◆ **What is being asked**: Your answer should consist of every line from the records that holds the string "watermark".

:: Data to process

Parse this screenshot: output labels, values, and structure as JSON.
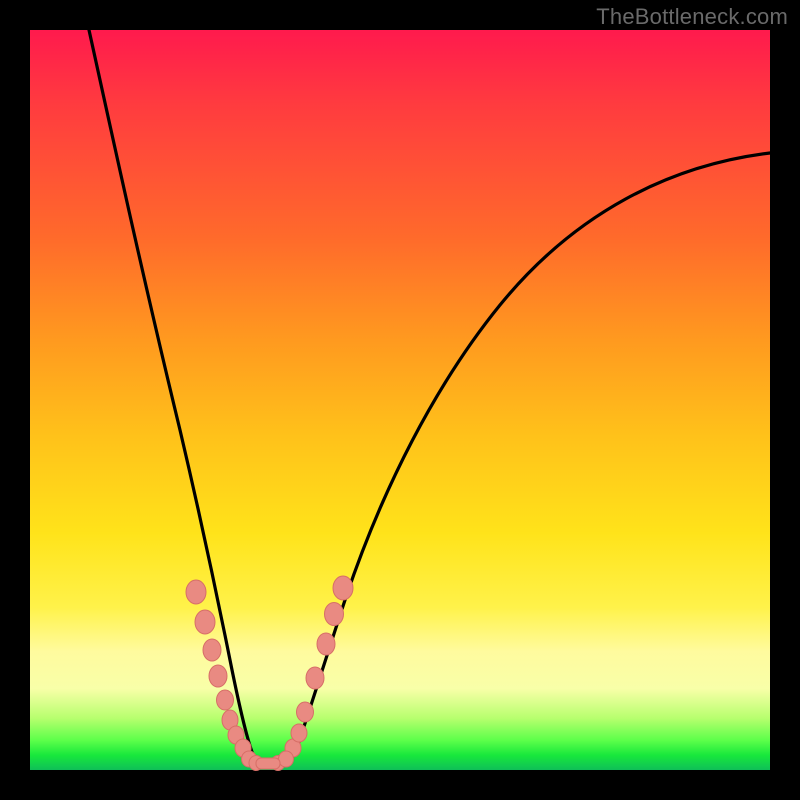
{
  "watermark": "TheBottleneck.com",
  "chart_data": {
    "type": "line",
    "title": "",
    "xlabel": "",
    "ylabel": "",
    "xlim": [
      0,
      100
    ],
    "ylim": [
      0,
      100
    ],
    "note": "Axes are unlabeled in the source image; values below are estimated in percent of plot extent, y=0 is the bottom (green) and y=100 is the top (red).",
    "series": [
      {
        "name": "left-arm",
        "x": [
          8,
          10,
          12,
          14,
          16,
          18,
          20,
          22,
          24,
          26,
          27,
          28,
          29
        ],
        "y": [
          100,
          86,
          73,
          61,
          50,
          40,
          31,
          22,
          14,
          7,
          4,
          2,
          1
        ]
      },
      {
        "name": "valley",
        "x": [
          29,
          30,
          31,
          32,
          33,
          34,
          35
        ],
        "y": [
          1,
          0.5,
          0.3,
          0.3,
          0.3,
          0.5,
          1
        ]
      },
      {
        "name": "right-arm",
        "x": [
          35,
          38,
          42,
          47,
          53,
          60,
          68,
          77,
          87,
          97
        ],
        "y": [
          1,
          8,
          20,
          34,
          47,
          58,
          67,
          74,
          79,
          83
        ]
      }
    ],
    "markers_left": {
      "note": "Pink ellipse markers on left arm, (x,y) in percent of plot extent.",
      "points": [
        [
          22.3,
          24.0
        ],
        [
          23.5,
          20.0
        ],
        [
          24.5,
          16.0
        ],
        [
          25.3,
          12.5
        ],
        [
          26.3,
          9.5
        ],
        [
          27.0,
          7.0
        ],
        [
          27.8,
          5.0
        ],
        [
          28.8,
          3.0
        ]
      ]
    },
    "markers_right": {
      "note": "Pink ellipse markers on right arm, (x,y) in percent of plot extent.",
      "points": [
        [
          35.5,
          3.0
        ],
        [
          36.3,
          5.0
        ],
        [
          37.2,
          8.0
        ],
        [
          38.5,
          12.5
        ],
        [
          40.0,
          17.0
        ],
        [
          41.0,
          21.0
        ],
        [
          42.3,
          24.5
        ]
      ]
    },
    "markers_valley": {
      "note": "Pink markers / short pink bar at the valley floor, (x,y) in percent of plot extent.",
      "points": [
        [
          29.5,
          1.5
        ],
        [
          30.5,
          1.0
        ],
        [
          33.5,
          1.0
        ],
        [
          34.5,
          1.5
        ]
      ],
      "bar": {
        "x1": 30.5,
        "x2": 33.8,
        "y": 0.8
      }
    },
    "colors": {
      "curve": "#000000",
      "marker_fill": "#e98a82",
      "marker_stroke": "#d76e67",
      "gradient_top": "#ff1a4d",
      "gradient_bottom": "#0fbf58"
    }
  }
}
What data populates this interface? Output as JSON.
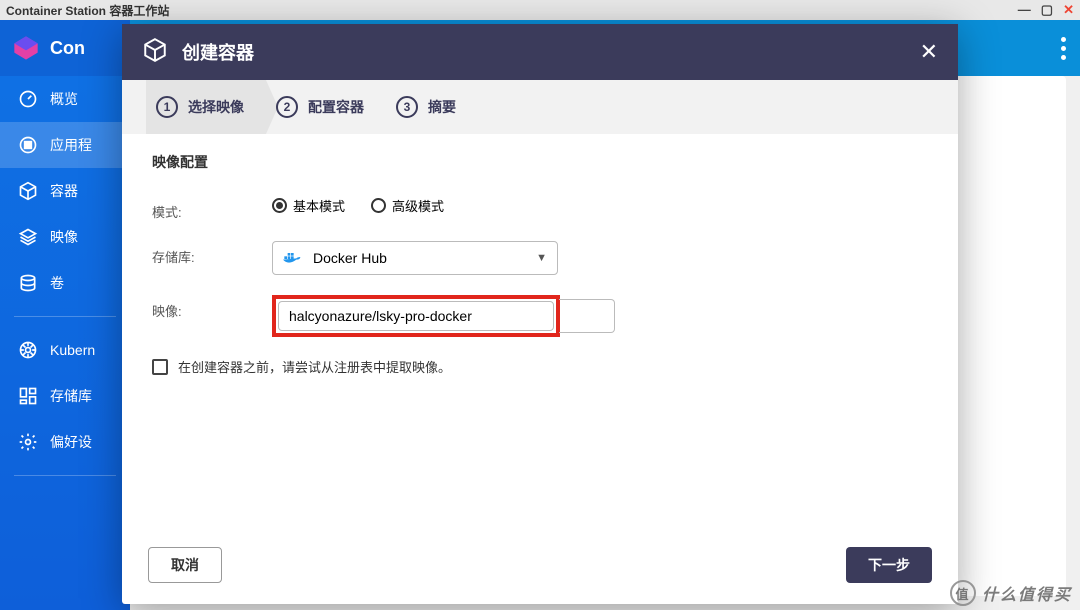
{
  "window": {
    "title": "Container Station 容器工作站"
  },
  "brand": {
    "label": "Con"
  },
  "sidebar": {
    "items": [
      {
        "label": "概览"
      },
      {
        "label": "应用程"
      },
      {
        "label": "容器"
      },
      {
        "label": "映像"
      },
      {
        "label": "卷"
      },
      {
        "label": "Kubern"
      },
      {
        "label": "存储库"
      },
      {
        "label": "偏好设"
      }
    ]
  },
  "modal": {
    "title": "创建容器",
    "close": "✕",
    "section_title": "映像配置",
    "steps": [
      {
        "num": "1",
        "label": "选择映像"
      },
      {
        "num": "2",
        "label": "配置容器"
      },
      {
        "num": "3",
        "label": "摘要"
      }
    ],
    "fields": {
      "mode_label": "模式:",
      "mode_basic": "基本模式",
      "mode_advanced": "高级模式",
      "repo_label": "存储库:",
      "repo_value": "Docker Hub",
      "image_label": "映像:",
      "image_value": "halcyonazure/lsky-pro-docker",
      "precheck_label": "在创建容器之前，请尝试从注册表中提取映像。"
    },
    "footer": {
      "cancel": "取消",
      "next": "下一步"
    }
  },
  "watermark": {
    "text": "什么值得买",
    "badge": "值"
  }
}
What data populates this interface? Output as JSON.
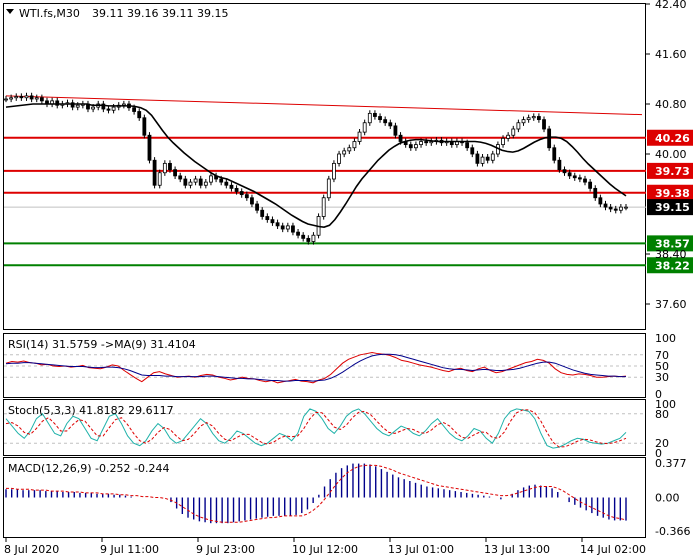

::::

◆ **Answer space**:
  "watermark": "TheBottleneck.com",
  "watermark": {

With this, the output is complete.